**RECORDS FOR THIS TASK**
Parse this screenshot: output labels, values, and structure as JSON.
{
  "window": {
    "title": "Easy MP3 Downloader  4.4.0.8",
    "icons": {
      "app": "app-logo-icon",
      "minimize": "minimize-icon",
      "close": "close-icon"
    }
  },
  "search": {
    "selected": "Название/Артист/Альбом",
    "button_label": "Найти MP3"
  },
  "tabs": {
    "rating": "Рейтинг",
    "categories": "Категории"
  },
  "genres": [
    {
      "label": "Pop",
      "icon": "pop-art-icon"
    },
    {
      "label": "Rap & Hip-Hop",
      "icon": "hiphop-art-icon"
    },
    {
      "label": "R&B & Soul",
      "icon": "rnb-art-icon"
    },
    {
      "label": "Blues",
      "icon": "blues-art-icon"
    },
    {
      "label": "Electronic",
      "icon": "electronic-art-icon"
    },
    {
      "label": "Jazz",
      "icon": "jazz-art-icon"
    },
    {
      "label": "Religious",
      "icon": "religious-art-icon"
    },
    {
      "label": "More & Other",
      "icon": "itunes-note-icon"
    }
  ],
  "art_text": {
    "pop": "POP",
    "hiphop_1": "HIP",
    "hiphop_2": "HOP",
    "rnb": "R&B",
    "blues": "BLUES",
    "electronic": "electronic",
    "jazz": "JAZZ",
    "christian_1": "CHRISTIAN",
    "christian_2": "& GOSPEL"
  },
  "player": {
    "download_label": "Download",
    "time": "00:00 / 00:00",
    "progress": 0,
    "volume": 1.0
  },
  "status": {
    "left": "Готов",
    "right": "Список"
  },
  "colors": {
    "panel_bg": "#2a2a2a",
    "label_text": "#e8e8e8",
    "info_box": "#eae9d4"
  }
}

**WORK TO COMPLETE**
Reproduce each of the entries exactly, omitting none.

**OUTPUT FOR THIS EXERCISE**
Parse this screenshot: output labels, values, and structure as JSON.
{
  "window": {
    "title": "Easy MP3 Downloader  4.4.0.8",
    "icons": {
      "app": "app-logo-icon",
      "minimize": "minimize-icon",
      "close": "close-icon"
    }
  },
  "search": {
    "selected": "Название/Артист/Альбом",
    "button_label": "Найти MP3"
  },
  "tabs": {
    "rating": "Рейтинг",
    "categories": "Категории"
  },
  "genres": [
    {
      "label": "Pop",
      "icon": "pop-art-icon"
    },
    {
      "label": "Rap & Hip-Hop",
      "icon": "hiphop-art-icon"
    },
    {
      "label": "R&B & Soul",
      "icon": "rnb-art-icon"
    },
    {
      "label": "Blues",
      "icon": "blues-art-icon"
    },
    {
      "label": "Electronic",
      "icon": "electronic-art-icon"
    },
    {
      "label": "Jazz",
      "icon": "jazz-art-icon"
    },
    {
      "label": "Religious",
      "icon": "religious-art-icon"
    },
    {
      "label": "More & Other",
      "icon": "itunes-note-icon"
    }
  ],
  "art_text": {
    "pop": "POP",
    "hiphop_1": "HIP",
    "hiphop_2": "HOP",
    "rnb": "R&B",
    "blues": "BLUES",
    "electronic": "electronic",
    "jazz": "JAZZ",
    "christian_1": "CHRISTIAN",
    "christian_2": "& GOSPEL"
  },
  "player": {
    "download_label": "Download",
    "time": "00:00 / 00:00",
    "progress": 0,
    "volume": 1.0
  },
  "status": {
    "left": "Готов",
    "right": "Список"
  },
  "colors": {
    "panel_bg": "#2a2a2a",
    "label_text": "#e8e8e8",
    "info_box": "#eae9d4"
  }
}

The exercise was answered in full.